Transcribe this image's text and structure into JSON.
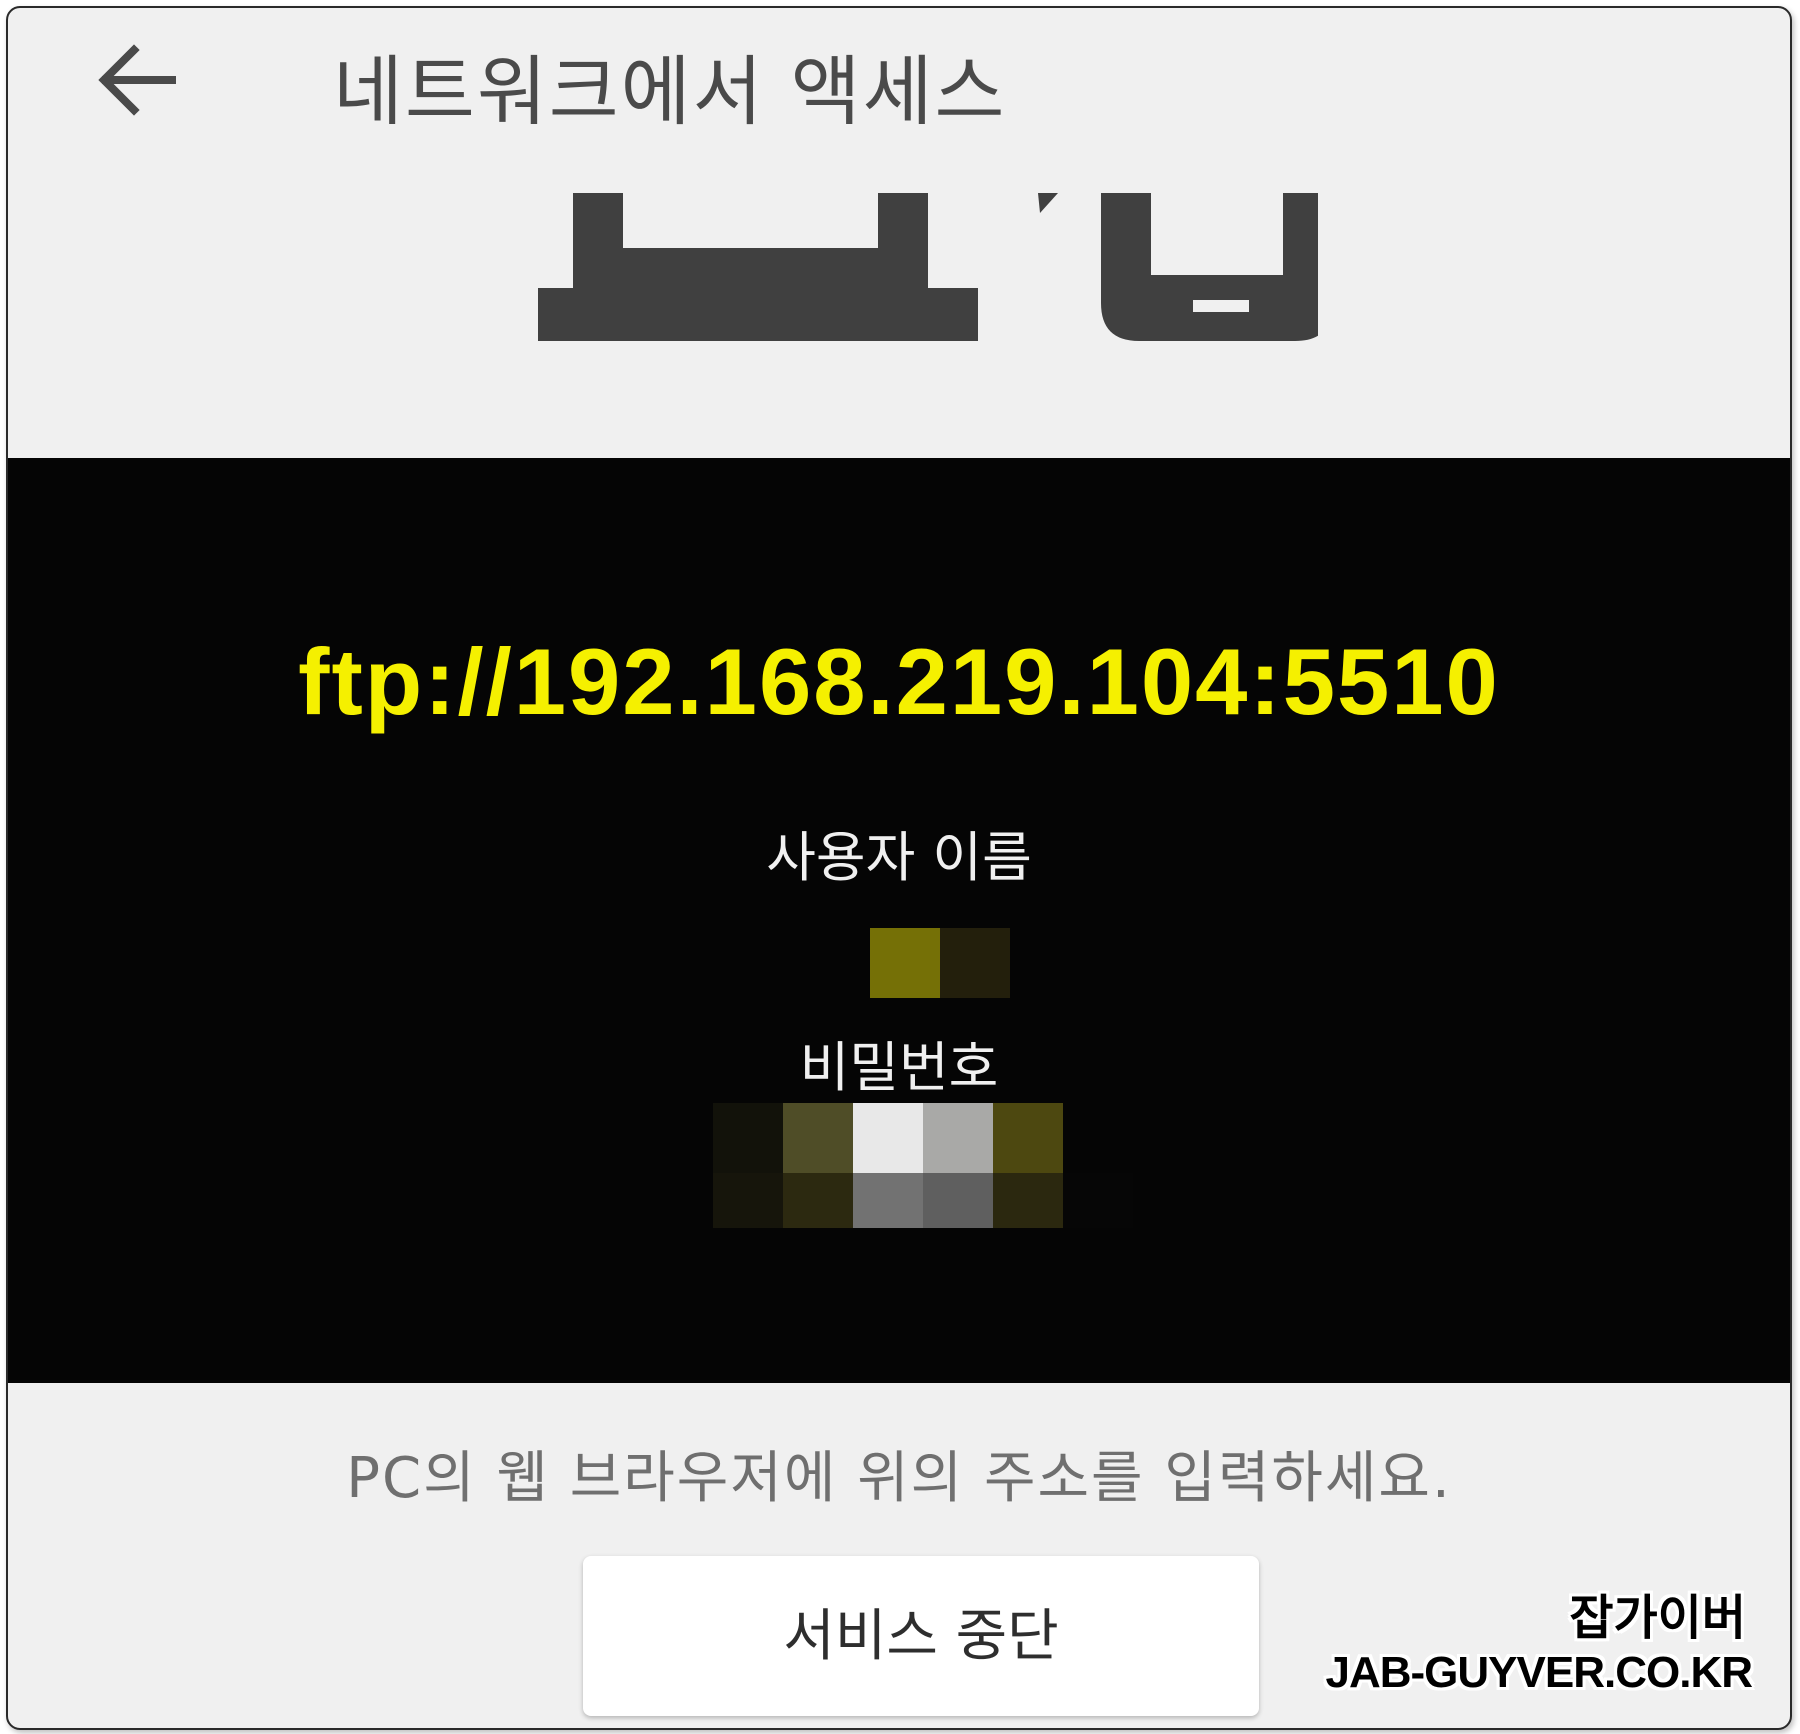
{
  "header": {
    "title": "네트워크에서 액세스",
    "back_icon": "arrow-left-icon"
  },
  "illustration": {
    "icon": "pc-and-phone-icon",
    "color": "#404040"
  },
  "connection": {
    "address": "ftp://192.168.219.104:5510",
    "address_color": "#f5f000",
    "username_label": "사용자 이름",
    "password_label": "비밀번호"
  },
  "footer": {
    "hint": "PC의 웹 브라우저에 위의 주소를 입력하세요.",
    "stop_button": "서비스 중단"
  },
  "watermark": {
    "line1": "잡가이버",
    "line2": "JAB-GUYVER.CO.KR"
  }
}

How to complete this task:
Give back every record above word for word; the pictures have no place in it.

Exercise result:
Transcribe this image's text and structure into JSON.
{
  "header": {
    "title": "네트워크에서 액세스",
    "back_icon": "arrow-left-icon"
  },
  "illustration": {
    "icon": "pc-and-phone-icon",
    "color": "#404040"
  },
  "connection": {
    "address": "ftp://192.168.219.104:5510",
    "address_color": "#f5f000",
    "username_label": "사용자 이름",
    "password_label": "비밀번호"
  },
  "footer": {
    "hint": "PC의 웹 브라우저에 위의 주소를 입력하세요.",
    "stop_button": "서비스 중단"
  },
  "watermark": {
    "line1": "잡가이버",
    "line2": "JAB-GUYVER.CO.KR"
  }
}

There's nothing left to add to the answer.